--- Source information Enclosed Below ---

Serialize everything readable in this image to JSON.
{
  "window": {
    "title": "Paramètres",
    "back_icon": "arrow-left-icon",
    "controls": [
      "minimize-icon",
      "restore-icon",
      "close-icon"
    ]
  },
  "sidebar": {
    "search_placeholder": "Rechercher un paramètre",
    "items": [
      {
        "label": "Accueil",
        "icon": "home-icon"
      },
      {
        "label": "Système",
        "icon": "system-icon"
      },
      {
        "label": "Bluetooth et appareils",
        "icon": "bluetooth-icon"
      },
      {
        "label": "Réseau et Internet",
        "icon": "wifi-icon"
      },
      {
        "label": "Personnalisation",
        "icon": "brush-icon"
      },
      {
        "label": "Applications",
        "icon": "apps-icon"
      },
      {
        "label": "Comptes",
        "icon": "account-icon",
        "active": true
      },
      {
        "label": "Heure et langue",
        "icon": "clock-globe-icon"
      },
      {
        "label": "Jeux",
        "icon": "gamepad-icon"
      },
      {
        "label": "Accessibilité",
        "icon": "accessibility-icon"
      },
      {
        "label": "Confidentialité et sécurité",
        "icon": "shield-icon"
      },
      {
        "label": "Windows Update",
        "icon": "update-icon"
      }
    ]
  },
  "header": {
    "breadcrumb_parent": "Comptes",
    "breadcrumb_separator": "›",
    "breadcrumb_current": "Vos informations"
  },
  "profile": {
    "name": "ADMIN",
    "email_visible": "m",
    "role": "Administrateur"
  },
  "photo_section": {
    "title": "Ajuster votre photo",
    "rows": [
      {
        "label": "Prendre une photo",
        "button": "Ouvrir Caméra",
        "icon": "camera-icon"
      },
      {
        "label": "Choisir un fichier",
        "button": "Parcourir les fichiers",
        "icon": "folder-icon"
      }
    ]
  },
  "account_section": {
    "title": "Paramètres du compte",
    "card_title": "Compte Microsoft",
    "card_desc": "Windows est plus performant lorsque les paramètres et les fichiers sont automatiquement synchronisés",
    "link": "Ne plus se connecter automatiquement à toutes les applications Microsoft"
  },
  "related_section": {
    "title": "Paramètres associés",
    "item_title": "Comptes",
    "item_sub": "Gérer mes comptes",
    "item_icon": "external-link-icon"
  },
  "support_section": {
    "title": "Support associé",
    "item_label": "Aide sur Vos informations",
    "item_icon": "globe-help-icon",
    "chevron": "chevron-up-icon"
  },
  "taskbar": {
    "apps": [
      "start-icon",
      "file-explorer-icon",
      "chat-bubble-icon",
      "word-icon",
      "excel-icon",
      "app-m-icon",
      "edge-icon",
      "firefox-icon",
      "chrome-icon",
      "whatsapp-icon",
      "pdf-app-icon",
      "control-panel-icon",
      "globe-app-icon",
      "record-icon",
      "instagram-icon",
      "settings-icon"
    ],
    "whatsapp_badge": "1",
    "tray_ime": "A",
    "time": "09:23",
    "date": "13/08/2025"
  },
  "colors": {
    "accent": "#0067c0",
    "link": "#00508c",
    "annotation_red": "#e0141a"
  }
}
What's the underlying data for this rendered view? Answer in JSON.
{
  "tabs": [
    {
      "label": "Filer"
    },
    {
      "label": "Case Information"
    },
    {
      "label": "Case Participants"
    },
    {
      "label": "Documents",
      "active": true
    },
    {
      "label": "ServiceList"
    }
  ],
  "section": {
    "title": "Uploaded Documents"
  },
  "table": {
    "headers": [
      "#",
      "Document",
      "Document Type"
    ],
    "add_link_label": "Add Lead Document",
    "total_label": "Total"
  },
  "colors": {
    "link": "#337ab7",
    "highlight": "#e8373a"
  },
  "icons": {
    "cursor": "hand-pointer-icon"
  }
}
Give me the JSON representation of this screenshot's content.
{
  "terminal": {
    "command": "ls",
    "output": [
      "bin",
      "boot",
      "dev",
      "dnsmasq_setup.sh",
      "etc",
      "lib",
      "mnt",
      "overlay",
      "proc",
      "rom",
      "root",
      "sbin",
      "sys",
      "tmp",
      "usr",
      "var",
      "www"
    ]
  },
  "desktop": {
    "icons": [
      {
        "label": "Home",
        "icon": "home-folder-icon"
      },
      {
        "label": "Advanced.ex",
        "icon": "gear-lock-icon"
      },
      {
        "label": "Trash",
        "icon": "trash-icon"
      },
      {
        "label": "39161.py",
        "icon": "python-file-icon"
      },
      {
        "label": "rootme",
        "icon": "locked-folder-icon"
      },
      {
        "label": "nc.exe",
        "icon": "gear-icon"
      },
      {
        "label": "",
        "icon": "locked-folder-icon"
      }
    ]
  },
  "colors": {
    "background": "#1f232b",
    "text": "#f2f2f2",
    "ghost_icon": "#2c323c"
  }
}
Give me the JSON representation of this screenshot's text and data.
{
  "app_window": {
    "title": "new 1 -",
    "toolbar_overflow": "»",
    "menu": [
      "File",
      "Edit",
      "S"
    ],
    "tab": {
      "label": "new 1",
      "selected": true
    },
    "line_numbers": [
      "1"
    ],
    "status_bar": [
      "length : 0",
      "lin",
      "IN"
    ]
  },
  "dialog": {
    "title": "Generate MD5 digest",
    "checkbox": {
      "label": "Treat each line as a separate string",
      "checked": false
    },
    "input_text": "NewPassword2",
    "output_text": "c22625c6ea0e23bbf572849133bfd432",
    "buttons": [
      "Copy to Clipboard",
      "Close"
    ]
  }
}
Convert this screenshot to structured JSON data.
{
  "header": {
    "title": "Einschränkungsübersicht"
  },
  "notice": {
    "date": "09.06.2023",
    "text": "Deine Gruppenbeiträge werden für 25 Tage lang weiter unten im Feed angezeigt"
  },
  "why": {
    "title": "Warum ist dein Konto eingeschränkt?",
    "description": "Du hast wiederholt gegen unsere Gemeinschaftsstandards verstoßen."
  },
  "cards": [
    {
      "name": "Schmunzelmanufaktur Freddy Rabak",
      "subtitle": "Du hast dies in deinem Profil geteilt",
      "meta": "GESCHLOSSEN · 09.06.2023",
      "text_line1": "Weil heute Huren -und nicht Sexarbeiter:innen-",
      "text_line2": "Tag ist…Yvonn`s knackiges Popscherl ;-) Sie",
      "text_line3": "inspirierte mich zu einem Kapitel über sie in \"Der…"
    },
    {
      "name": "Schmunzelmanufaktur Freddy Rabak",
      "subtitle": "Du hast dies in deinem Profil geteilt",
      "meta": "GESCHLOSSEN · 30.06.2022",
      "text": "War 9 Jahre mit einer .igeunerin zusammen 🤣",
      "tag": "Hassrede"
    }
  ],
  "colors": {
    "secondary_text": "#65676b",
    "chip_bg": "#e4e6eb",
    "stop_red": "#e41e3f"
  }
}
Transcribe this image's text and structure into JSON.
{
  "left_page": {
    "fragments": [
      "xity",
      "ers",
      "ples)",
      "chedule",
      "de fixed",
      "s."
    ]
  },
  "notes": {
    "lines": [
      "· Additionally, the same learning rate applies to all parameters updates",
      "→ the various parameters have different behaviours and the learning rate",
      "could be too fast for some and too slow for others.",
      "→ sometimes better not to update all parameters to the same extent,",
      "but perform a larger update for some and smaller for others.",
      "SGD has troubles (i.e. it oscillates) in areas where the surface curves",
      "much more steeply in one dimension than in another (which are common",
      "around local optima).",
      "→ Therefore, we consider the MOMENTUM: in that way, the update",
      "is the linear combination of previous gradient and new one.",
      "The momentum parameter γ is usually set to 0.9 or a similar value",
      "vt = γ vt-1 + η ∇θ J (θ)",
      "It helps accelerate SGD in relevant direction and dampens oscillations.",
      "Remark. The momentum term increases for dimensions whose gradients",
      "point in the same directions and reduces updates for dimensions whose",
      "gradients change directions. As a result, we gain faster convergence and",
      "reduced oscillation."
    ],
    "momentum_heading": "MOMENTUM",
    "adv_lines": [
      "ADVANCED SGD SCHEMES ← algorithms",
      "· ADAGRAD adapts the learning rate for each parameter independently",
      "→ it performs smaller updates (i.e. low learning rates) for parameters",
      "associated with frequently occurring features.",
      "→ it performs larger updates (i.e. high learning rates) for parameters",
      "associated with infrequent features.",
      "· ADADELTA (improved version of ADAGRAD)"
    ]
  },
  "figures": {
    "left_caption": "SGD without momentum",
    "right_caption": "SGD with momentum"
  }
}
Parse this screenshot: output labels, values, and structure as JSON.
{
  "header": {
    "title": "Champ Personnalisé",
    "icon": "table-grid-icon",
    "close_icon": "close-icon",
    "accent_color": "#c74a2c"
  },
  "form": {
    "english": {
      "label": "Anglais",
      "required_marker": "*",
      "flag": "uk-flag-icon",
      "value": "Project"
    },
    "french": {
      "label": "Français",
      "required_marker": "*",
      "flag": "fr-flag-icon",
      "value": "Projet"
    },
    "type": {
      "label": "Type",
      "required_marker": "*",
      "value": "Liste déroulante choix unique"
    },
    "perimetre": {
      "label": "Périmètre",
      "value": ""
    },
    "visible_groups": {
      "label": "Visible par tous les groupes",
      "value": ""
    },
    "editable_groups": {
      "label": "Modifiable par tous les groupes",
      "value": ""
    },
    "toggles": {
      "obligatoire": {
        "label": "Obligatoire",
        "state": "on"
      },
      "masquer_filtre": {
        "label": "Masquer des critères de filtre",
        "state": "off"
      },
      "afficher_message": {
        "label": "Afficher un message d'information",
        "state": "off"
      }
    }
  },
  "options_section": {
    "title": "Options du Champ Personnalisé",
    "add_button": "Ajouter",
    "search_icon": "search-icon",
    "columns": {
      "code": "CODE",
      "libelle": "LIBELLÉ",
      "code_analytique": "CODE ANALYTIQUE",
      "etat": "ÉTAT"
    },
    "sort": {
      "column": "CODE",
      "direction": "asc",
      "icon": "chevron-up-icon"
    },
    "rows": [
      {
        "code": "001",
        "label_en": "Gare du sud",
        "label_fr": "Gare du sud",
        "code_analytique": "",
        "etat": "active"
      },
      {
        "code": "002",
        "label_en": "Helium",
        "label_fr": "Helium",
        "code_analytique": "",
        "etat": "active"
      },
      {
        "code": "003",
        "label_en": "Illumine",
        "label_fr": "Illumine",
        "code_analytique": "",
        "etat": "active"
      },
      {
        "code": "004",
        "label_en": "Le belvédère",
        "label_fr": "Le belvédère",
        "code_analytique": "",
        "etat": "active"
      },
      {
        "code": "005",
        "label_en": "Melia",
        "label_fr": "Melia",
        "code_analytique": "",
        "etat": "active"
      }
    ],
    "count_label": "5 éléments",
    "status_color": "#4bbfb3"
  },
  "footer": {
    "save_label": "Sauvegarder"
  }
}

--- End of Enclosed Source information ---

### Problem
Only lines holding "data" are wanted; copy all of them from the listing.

### Response to the task
What's the underlying data for this rendered view? Answer in JSON.
Give me the JSON representation of this screenshot's text and data.
Convert this screenshot to structured JSON data.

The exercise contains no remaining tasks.